[App and web page records]
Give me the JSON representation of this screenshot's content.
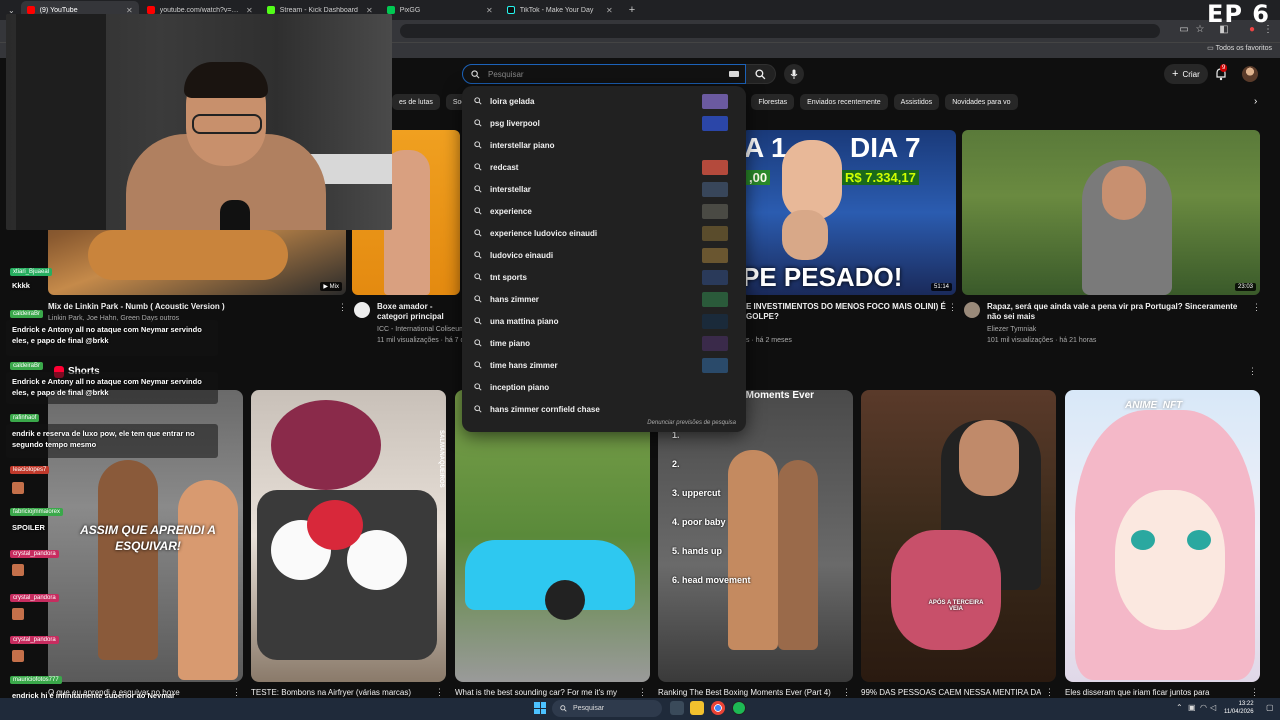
{
  "overlay_label": "EP 6",
  "browser": {
    "tabs": [
      {
        "label": "(9) YouTube",
        "color": "#ff0000",
        "active": true
      },
      {
        "label": "youtube.com/watch?v=CV4h2r",
        "color": "#ff0000",
        "active": false
      },
      {
        "label": "Stream - Kick Dashboard",
        "color": "#53fc18",
        "active": false
      },
      {
        "label": "PixGG",
        "color": "#00c853",
        "active": false
      },
      {
        "label": "TikTok - Make Your Day",
        "color": "#111111",
        "active": false
      }
    ],
    "new_tab": "+",
    "bookmarks_all": "Todos os favoritos"
  },
  "youtube": {
    "search_placeholder": "Pesquisar",
    "create_label": "Criar",
    "notif_count": "9",
    "chips": [
      "es de lutas",
      "Socos",
      "Funk carioca",
      "Metal alternativo",
      "Milionários",
      "Empreendedorismo",
      "Florestas",
      "Enviados recentemente",
      "Assistidos",
      "Novidades para vo"
    ],
    "suggestions": [
      {
        "text": "loira gelada",
        "thumb": "#6b5aa0"
      },
      {
        "text": "psg liverpool",
        "thumb": "#2b46a8"
      },
      {
        "text": "interstellar piano",
        "thumb": ""
      },
      {
        "text": "redcast",
        "thumb": "#b44a3c"
      },
      {
        "text": "interstellar",
        "thumb": "#38465a"
      },
      {
        "text": "experience",
        "thumb": "#4a4a44"
      },
      {
        "text": "experience ludovico einaudi",
        "thumb": "#5a4c2c"
      },
      {
        "text": "ludovico einaudi",
        "thumb": "#6a5630"
      },
      {
        "text": "tnt sports",
        "thumb": "#2a3a5a"
      },
      {
        "text": "hans zimmer",
        "thumb": "#2a5a3a"
      },
      {
        "text": "una mattina piano",
        "thumb": "#1a2a3a"
      },
      {
        "text": "time piano",
        "thumb": "#3a2a4a"
      },
      {
        "text": "time hans zimmer",
        "thumb": "#2a4a6a"
      },
      {
        "text": "inception piano",
        "thumb": ""
      },
      {
        "text": "hans zimmer cornfield chase",
        "thumb": ""
      }
    ],
    "report_label": "Denunciar previsões de pesquisa",
    "videos": [
      {
        "title": "Mix de Linkin Park - Numb ( Acoustic Version )",
        "meta1": "Linkin Park, Joe Hahn, Green Days outros",
        "meta2": "",
        "badge": "Mix"
      },
      {
        "title": "Boxe amador - categori principal",
        "meta1": "ICC - International Coliseum",
        "meta2": "11 mil visualizações · há 7 d",
        "badge": ""
      },
      {
        "title": "E INVESTIMENTOS DO MENOS FOCO MAIS OLINI) É GOLPE?",
        "meta1": "s · há 2 meses",
        "meta2": "",
        "badge": "51:14"
      },
      {
        "title": "Rapaz, será que ainda vale a pena vir pra Portugal? Sinceramente não sei mais",
        "meta1": "Eliezer Tymniak",
        "meta2": "101 mil visualizações · há 21 horas",
        "badge": "23:03"
      }
    ],
    "thumb_text": {
      "dia": "DIA 7",
      "a1": "A 1",
      "money1": ",00",
      "money2": "R$ 7.334,17",
      "pesado": "PE PESADO!"
    },
    "shorts_title": "Shorts",
    "shorts": [
      {
        "title": "O que eu aprendi a esquivar no boxe",
        "overlay": "ASSIM QUE APRENDI A ESQUIVAR!"
      },
      {
        "title": "TESTE: Bombons na Airfryer (várias marcas)",
        "overlay": "SALMANAQUEIROS"
      },
      {
        "title": "What is the best sounding car? For me it's my",
        "overlay": ""
      },
      {
        "title": "Ranking The Best Boxing Moments Ever (Part 4)",
        "overlay": "The Best Boxing Moments Ever"
      },
      {
        "title": "99% DAS PESSOAS CAEM NESSA MENTIRA DA",
        "overlay": "APÓS A TERCEIRA VEIA"
      },
      {
        "title": "Eles disseram que iriam ficar juntos para",
        "overlay": "ANIME_NFT"
      }
    ],
    "ranking": [
      "1.",
      "2.",
      "3. uppercut",
      "4. poor baby",
      "5. hands up",
      "6. head movement"
    ]
  },
  "chat": [
    {
      "user": "xtiari_Bjuaeal",
      "msg": "Kkkk",
      "style": "green2"
    },
    {
      "user": "caldeiraBr",
      "msg": "Endrick e Antony all no ataque com Neymar servindo eles, e papo de final @brkk",
      "style": ""
    },
    {
      "user": "caldeiraBr",
      "msg": "Endrick e Antony all no ataque com Neymar servindo eles, e papo de final @brkk",
      "style": ""
    },
    {
      "user": "rafinhaof",
      "msg": "endrik e reserva de luxo pow, ele tem que entrar no segundo tempo mesmo",
      "style": ""
    },
    {
      "user": "leaciolopes7",
      "msg": "",
      "style": "red"
    },
    {
      "user": "fabriciojmmaiorex",
      "msg": "SPOILER",
      "style": ""
    },
    {
      "user": "crystal_pandora",
      "msg": "",
      "style": "pink"
    },
    {
      "user": "crystal_pandora",
      "msg": "",
      "style": "pink"
    },
    {
      "user": "crystal_pandora",
      "msg": "",
      "style": "pink"
    },
    {
      "user": "mauriciofotos777",
      "msg": "endrick hj é infinitamente superior ao Neymar",
      "style": ""
    }
  ],
  "taskbar": {
    "search_label": "Pesquisar",
    "time": "13:22",
    "date": "11/04/2026"
  }
}
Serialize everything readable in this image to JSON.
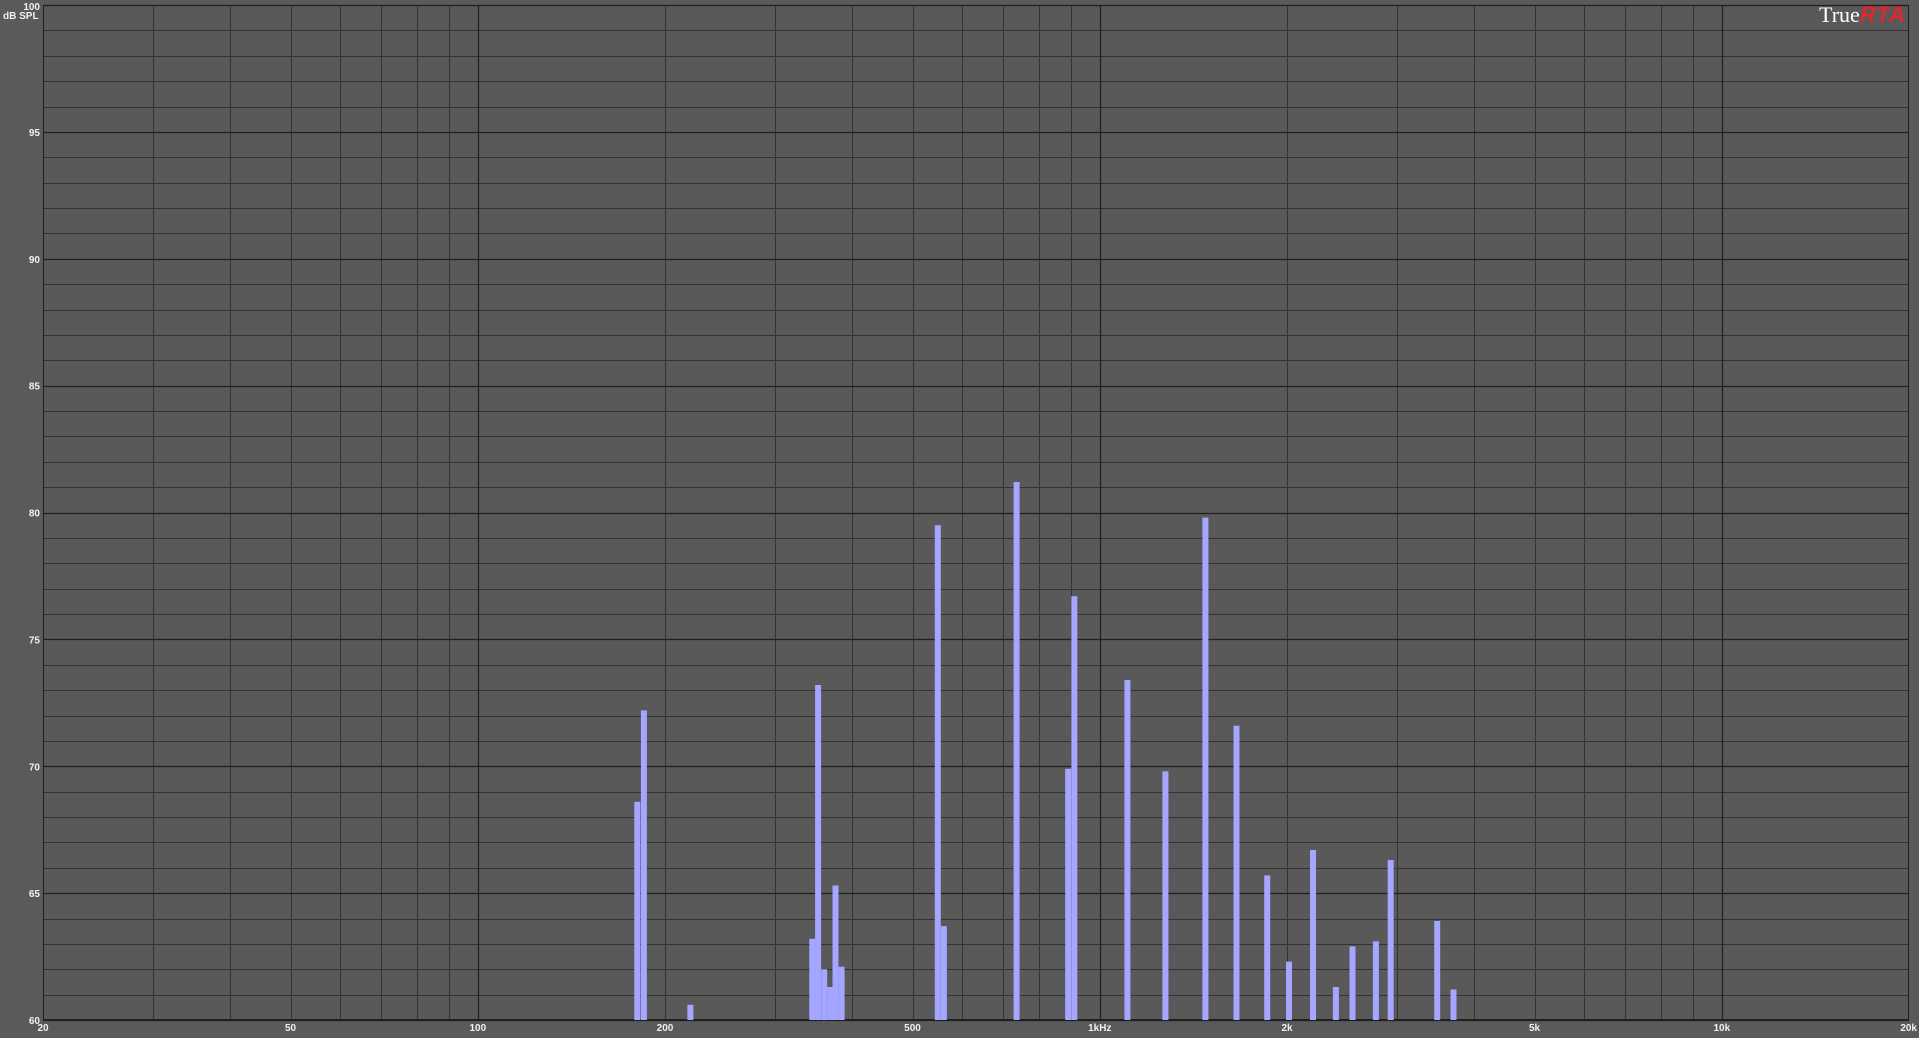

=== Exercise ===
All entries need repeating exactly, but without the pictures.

=== Completed exercise ===
Give me the JSON representation of this screenshot's content.
{
  "overlay_label": "EP 6",
  "browser": {
    "tabs": [
      {
        "label": "(9) YouTube",
        "color": "#ff0000",
        "active": true
      },
      {
        "label": "youtube.com/watch?v=CV4h2r",
        "color": "#ff0000",
        "active": false
      },
      {
        "label": "Stream - Kick Dashboard",
        "color": "#53fc18",
        "active": false
      },
      {
        "label": "PixGG",
        "color": "#00c853",
        "active": false
      },
      {
        "label": "TikTok - Make Your Day",
        "color": "#111111",
        "active": false
      }
    ],
    "new_tab": "+",
    "bookmarks_all": "Todos os favoritos"
  },
  "youtube": {
    "search_placeholder": "Pesquisar",
    "create_label": "Criar",
    "notif_count": "9",
    "chips": [
      "es de lutas",
      "Socos",
      "Funk carioca",
      "Metal alternativo",
      "Milionários",
      "Empreendedorismo",
      "Florestas",
      "Enviados recentemente",
      "Assistidos",
      "Novidades para vo"
    ],
    "suggestions": [
      {
        "text": "loira gelada",
        "thumb": "#6b5aa0"
      },
      {
        "text": "psg liverpool",
        "thumb": "#2b46a8"
      },
      {
        "text": "interstellar piano",
        "thumb": ""
      },
      {
        "text": "redcast",
        "thumb": "#b44a3c"
      },
      {
        "text": "interstellar",
        "thumb": "#38465a"
      },
      {
        "text": "experience",
        "thumb": "#4a4a44"
      },
      {
        "text": "experience ludovico einaudi",
        "thumb": "#5a4c2c"
      },
      {
        "text": "ludovico einaudi",
        "thumb": "#6a5630"
      },
      {
        "text": "tnt sports",
        "thumb": "#2a3a5a"
      },
      {
        "text": "hans zimmer",
        "thumb": "#2a5a3a"
      },
      {
        "text": "una mattina piano",
        "thumb": "#1a2a3a"
      },
      {
        "text": "time piano",
        "thumb": "#3a2a4a"
      },
      {
        "text": "time hans zimmer",
        "thumb": "#2a4a6a"
      },
      {
        "text": "inception piano",
        "thumb": ""
      },
      {
        "text": "hans zimmer cornfield chase",
        "thumb": ""
      }
    ],
    "report_label": "Denunciar previsões de pesquisa",
    "videos": [
      {
        "title": "Mix de Linkin Park - Numb ( Acoustic Version )",
        "meta1": "Linkin Park, Joe Hahn, Green Days outros",
        "meta2": "",
        "badge": "Mix"
      },
      {
        "title": "Boxe amador - categori principal",
        "meta1": "ICC - International Coliseum",
        "meta2": "11 mil visualizações · há 7 d",
        "badge": ""
      },
      {
        "title": "E INVESTIMENTOS DO MENOS FOCO MAIS OLINI) É GOLPE?",
        "meta1": "s · há 2 meses",
        "meta2": "",
        "badge": "51:14"
      },
      {
        "title": "Rapaz, será que ainda vale a pena vir pra Portugal? Sinceramente não sei mais",
        "meta1": "Eliezer Tymniak",
        "meta2": "101 mil visualizações · há 21 horas",
        "badge": "23:03"
      }
    ],
    "thumb_text": {
      "dia": "DIA 7",
      "a1": "A 1",
      "money1": ",00",
      "money2": "R$ 7.334,17",
      "pesado": "PE PESADO!"
    },
    "shorts_title": "Shorts",
    "shorts": [
      {
        "title": "O que eu aprendi a esquivar no boxe",
        "overlay": "ASSIM QUE APRENDI A ESQUIVAR!"
      },
      {
        "title": "TESTE: Bombons na Airfryer (várias marcas)",
        "overlay": "SALMANAQUEIROS"
      },
      {
        "title": "What is the best sounding car? For me it's my",
        "overlay": ""
      },
      {
        "title": "Ranking The Best Boxing Moments Ever (Part 4)",
        "overlay": "The Best Boxing Moments Ever"
      },
      {
        "title": "99% DAS PESSOAS CAEM NESSA MENTIRA DA",
        "overlay": "APÓS A TERCEIRA VEIA"
      },
      {
        "title": "Eles disseram que iriam ficar juntos para",
        "overlay": "ANIME_NFT"
      }
    ],
    "ranking": [
      "1.",
      "2.",
      "3. uppercut",
      "4. poor baby",
      "5. hands up",
      "6. head movement"
    ]
  },
  "chat": [
    {
      "user": "xtiari_Bjuaeal",
      "msg": "Kkkk",
      "style": "green2"
    },
    {
      "user": "caldeiraBr",
      "msg": "Endrick e Antony all no ataque com Neymar servindo eles, e papo de final @brkk",
      "style": ""
    },
    {
      "user": "caldeiraBr",
      "msg": "Endrick e Antony all no ataque com Neymar servindo eles, e papo de final @brkk",
      "style": ""
    },
    {
      "user": "rafinhaof",
      "msg": "endrik e reserva de luxo pow, ele tem que entrar no segundo tempo mesmo",
      "style": ""
    },
    {
      "user": "leaciolopes7",
      "msg": "",
      "style": "red"
    },
    {
      "user": "fabriciojmmaiorex",
      "msg": "SPOILER",
      "style": ""
    },
    {
      "user": "crystal_pandora",
      "msg": "",
      "style": "pink"
    },
    {
      "user": "crystal_pandora",
      "msg": "",
      "style": "pink"
    },
    {
      "user": "crystal_pandora",
      "msg": "",
      "style": "pink"
    },
    {
      "user": "mauriciofotos777",
      "msg": "endrick hj é infinitamente superior ao Neymar",
      "style": ""
    }
  ],
  "taskbar": {
    "search_label": "Pesquisar",
    "time": "13:22",
    "date": "11/04/2026"
  }
}
Serialize everything readable in this image to JSON.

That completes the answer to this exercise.